Get access to comment

Stuart P.
30 Sep 2021
Power charge questions

I'm interested in all the comments but I don't see any reply from Consumer.
Am I reading that right? I would like to see some answers to the many points raised...many reflect my concerns. I'm with Genesis and live in Hawera

28 Sep 2021
Daily Charge - Electricity

Dear Consumer,
I am concerned by the daily charge I am paying.
At 211.60 cents a day, this is a large part of my power bill.
How can we reduce this charge?
What does this $60 + a month from every energy user go to apart from profits?

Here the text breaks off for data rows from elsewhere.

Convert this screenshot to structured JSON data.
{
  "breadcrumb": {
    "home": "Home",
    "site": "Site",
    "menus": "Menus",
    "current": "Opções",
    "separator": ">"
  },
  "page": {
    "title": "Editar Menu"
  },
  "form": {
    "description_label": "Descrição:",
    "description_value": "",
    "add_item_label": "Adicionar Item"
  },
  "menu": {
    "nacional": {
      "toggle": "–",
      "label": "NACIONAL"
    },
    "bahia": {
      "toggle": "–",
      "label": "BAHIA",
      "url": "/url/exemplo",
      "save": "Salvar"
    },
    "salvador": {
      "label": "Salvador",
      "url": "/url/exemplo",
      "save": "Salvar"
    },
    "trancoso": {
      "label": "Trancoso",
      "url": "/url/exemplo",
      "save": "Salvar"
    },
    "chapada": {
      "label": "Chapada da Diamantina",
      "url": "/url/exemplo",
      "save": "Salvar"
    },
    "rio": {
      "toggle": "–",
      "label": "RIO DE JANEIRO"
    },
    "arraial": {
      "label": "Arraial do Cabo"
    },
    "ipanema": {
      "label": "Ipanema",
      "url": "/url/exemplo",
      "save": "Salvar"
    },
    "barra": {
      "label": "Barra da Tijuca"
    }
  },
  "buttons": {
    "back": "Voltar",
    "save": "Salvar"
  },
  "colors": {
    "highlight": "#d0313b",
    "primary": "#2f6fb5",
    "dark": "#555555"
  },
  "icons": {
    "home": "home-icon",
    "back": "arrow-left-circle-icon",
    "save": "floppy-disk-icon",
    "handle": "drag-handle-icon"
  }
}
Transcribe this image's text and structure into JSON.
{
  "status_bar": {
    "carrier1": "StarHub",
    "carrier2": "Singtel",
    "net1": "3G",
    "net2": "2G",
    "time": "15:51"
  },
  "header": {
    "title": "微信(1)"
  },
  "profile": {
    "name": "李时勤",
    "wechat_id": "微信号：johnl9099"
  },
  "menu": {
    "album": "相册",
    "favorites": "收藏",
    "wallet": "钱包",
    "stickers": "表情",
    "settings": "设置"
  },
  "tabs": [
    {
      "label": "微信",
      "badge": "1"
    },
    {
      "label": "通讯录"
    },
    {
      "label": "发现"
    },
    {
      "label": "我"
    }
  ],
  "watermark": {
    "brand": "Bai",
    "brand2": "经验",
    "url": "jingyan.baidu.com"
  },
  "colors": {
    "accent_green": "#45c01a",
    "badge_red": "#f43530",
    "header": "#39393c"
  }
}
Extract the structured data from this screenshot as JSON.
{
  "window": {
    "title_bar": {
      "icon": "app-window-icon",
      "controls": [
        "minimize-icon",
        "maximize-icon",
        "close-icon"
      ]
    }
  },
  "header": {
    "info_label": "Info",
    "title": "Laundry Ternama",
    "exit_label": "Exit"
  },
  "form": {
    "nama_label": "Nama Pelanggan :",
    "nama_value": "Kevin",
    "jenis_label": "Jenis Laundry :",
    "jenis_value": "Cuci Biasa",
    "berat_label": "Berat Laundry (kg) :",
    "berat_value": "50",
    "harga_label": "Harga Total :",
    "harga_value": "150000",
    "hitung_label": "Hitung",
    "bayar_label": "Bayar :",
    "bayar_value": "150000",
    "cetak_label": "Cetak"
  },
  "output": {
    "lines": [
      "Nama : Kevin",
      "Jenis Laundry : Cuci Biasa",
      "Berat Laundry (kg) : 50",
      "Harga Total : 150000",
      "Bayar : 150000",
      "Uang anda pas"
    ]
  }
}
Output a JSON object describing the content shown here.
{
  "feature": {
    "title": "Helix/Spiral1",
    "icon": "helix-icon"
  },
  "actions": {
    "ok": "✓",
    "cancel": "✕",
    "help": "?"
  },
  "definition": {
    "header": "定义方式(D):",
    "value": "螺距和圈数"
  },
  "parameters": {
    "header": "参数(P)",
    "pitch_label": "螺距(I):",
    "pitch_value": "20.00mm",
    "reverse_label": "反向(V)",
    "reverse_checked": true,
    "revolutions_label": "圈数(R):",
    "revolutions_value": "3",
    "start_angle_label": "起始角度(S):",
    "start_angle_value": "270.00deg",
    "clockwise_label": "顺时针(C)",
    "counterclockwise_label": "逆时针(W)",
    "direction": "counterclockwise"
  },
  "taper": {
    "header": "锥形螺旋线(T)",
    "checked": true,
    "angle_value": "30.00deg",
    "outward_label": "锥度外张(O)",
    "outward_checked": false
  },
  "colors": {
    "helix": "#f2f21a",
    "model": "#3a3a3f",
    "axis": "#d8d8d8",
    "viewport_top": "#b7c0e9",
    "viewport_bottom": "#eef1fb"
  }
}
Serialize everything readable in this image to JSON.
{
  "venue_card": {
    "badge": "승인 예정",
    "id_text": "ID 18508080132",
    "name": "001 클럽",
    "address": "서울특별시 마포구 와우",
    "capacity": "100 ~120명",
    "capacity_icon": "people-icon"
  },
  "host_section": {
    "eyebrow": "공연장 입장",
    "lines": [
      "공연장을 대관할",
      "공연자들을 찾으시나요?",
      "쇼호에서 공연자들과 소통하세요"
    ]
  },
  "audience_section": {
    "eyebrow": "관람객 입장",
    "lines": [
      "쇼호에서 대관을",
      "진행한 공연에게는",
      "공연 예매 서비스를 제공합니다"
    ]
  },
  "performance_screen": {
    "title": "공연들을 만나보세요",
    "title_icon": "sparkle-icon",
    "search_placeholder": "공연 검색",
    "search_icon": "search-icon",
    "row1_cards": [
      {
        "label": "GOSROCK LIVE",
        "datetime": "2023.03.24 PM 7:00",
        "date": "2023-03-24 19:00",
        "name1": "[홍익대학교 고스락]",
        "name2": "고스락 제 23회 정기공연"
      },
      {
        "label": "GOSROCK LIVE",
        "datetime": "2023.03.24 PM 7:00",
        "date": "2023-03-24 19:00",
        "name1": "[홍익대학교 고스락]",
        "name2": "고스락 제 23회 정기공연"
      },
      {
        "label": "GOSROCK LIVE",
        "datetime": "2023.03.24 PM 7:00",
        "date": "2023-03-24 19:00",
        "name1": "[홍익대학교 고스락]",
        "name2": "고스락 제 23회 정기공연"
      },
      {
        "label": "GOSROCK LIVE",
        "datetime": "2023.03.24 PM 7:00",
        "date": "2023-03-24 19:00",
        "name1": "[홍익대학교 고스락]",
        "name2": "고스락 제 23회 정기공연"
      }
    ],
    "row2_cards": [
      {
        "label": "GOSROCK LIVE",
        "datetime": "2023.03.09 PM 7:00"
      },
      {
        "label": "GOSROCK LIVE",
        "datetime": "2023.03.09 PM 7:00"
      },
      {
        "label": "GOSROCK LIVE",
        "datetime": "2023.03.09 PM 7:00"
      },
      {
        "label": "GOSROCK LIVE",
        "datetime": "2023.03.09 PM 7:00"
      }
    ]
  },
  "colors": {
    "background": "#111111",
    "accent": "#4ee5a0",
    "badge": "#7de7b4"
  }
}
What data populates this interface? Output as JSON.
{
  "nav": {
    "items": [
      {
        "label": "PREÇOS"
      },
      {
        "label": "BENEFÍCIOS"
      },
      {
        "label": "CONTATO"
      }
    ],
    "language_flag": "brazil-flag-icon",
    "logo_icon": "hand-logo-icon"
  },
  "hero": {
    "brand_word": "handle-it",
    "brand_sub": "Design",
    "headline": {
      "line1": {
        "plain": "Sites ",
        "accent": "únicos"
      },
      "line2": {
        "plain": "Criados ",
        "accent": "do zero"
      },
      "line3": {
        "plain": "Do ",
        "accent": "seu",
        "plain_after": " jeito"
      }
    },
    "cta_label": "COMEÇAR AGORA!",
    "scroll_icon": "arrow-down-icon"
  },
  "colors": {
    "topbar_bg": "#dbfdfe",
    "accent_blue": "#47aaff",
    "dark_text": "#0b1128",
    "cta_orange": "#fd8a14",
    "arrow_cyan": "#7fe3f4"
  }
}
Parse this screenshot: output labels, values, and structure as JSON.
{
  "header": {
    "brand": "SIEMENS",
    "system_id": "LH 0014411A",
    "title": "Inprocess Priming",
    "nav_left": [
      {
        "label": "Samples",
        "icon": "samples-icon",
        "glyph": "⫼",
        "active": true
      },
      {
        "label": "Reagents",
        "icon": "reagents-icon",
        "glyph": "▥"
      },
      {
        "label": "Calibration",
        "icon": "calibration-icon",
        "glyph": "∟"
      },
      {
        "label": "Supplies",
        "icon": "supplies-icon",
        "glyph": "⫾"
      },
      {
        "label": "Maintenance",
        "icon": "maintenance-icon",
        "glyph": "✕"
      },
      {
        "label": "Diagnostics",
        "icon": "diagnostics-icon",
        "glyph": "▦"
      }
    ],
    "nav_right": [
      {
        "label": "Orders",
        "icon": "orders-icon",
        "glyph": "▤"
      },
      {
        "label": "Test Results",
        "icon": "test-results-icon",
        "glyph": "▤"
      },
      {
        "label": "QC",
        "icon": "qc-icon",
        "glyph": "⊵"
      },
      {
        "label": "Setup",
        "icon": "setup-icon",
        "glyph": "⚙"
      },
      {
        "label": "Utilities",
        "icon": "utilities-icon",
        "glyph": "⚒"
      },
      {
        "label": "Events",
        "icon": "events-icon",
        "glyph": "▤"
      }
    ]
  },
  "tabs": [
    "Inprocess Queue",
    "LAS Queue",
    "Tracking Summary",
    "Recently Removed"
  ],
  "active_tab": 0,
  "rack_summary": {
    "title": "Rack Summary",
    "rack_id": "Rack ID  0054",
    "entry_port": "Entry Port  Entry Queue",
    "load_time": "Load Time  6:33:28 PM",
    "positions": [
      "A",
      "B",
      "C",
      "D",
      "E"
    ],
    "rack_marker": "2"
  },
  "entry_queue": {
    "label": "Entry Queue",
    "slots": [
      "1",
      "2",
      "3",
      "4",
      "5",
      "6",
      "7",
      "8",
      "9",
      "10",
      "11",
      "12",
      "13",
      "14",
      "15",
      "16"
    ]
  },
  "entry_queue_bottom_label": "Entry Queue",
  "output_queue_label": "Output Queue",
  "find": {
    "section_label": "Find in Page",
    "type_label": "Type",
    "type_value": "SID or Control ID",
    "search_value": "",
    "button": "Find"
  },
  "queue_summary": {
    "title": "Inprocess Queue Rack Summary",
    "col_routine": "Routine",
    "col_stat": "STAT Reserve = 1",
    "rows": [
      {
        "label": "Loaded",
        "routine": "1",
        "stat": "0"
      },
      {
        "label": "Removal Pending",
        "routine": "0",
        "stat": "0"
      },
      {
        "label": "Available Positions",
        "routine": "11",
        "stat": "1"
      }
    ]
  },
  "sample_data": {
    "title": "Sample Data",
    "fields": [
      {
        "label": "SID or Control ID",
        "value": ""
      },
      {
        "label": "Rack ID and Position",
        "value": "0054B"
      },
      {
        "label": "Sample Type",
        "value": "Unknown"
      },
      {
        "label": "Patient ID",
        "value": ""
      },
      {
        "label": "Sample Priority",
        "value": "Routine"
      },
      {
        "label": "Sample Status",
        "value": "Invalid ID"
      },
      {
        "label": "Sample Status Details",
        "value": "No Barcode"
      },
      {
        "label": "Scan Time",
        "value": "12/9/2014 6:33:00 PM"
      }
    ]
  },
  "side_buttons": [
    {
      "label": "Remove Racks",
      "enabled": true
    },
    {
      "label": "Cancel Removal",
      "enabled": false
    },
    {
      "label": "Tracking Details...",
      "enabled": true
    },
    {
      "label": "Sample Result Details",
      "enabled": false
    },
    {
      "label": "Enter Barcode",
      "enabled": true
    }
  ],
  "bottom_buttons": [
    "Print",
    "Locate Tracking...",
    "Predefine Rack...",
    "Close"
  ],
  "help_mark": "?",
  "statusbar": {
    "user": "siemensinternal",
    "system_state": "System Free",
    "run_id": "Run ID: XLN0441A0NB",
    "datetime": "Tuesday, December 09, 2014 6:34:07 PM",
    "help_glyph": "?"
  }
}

Kevin H.
15 Mar 2021
Pulse Energy - Grey Power

I am with Grey Power.
In the past, Consumer wouldn't comment on whether it was a better deal as Pulse claim, because the offer was not available to the general consumer.
Latest Bill from Grey Power Pulse is for 38 days. 19 Jan - 25 Feb.
All day electricity - uncontrolled 299 kWh
All Day electricity charge - Night 4 kWh
All Day electricity charge - Controlled 205 kWh
Surely Powerswitch or Consumer can tell me if Grey Power Pulse is worth staying with?
Current total ( inc. GST) 215.07

Steve B.
20 Apr 2021
Pulse grey power

I'm also with pulse greypower and the latest bill shows and increase from 8.54 cents a unit to 10.133 cents (plus all the other charges).
We have just given our required 30 days notice to move to powershop.

Also just moved internet and mobile providers and saved another bit of dosh.

Yes loyalty is long gone now, sadly

Sandra T.
24 Jun 2020

Hi there, So Trustpower consumers will still get the yearly dividend cheque but not the PP discount? Is the yearly dividend cheque calculated into the yearly cost when comparing power companies or should a person deduct the cheque from the total power cost for the year? If the recommendations don't include the dividend payment that would mean Trustpower may be a better option that other companies that can't give a yearly dividend? Thanks

Jim H.
23 May 2020
Power bill with the same provider...

Hi there, It is all fine and dandy changing providers for a cheaper rate when all you really need to do is spend a little time researching the rates of companies.
If they want your business and you can show them what you have been offered then generally your existing supplier will work hard to keep you.
I share my current bill with prospective providers and ask for their best rate, then play the dutch auction and go back to my current provider, they generally find a way to keep me, that's why I have been with the same company for over 30 years.
Cheers and happy bargaining...

Anne S.
23 May 2020
Power consumption

Our power bill went up 40% when we were switched to a smart meter. Our heating has always been by log burner. We recently shifted from a 50+ year-old hot water cylinder to gas. Our power bill has dropped by less than 15% which doesn't match conventional understanding that hot water is a large part of any bill.

Heather B.
17 Mar 2021
using Power and Gas

Don't forget that, to get a true total of what you are paying, you need to add the Gas Bill to the Power Bill. I did this once, and discovered it wasn't worth the lovely hot showers, and the instant gas heater in the lounge - the two bills added together was worth than Electric power alone.

Previous member
23 May 2020

Offered us a deal ON THE PHONE .Considered it and replyed by E mail .NO i said .
Then offered $270.00 as a loyalty .I took it .!

Sheryl J.
23 May 2020
Early discount prompt payment

Mercury advised I would lose this discount in October because it was un fair on low income people? Is this true.

Consumer staff
27 May 2020
Re: Early discount prompt payment

Hi Sheryl,

Yes, that is correct: https://www.consumer.org.nz/articles/consumer-protections-in-electricity-market-long-overdue

Kind regards,
Frank - Consumer NZ staff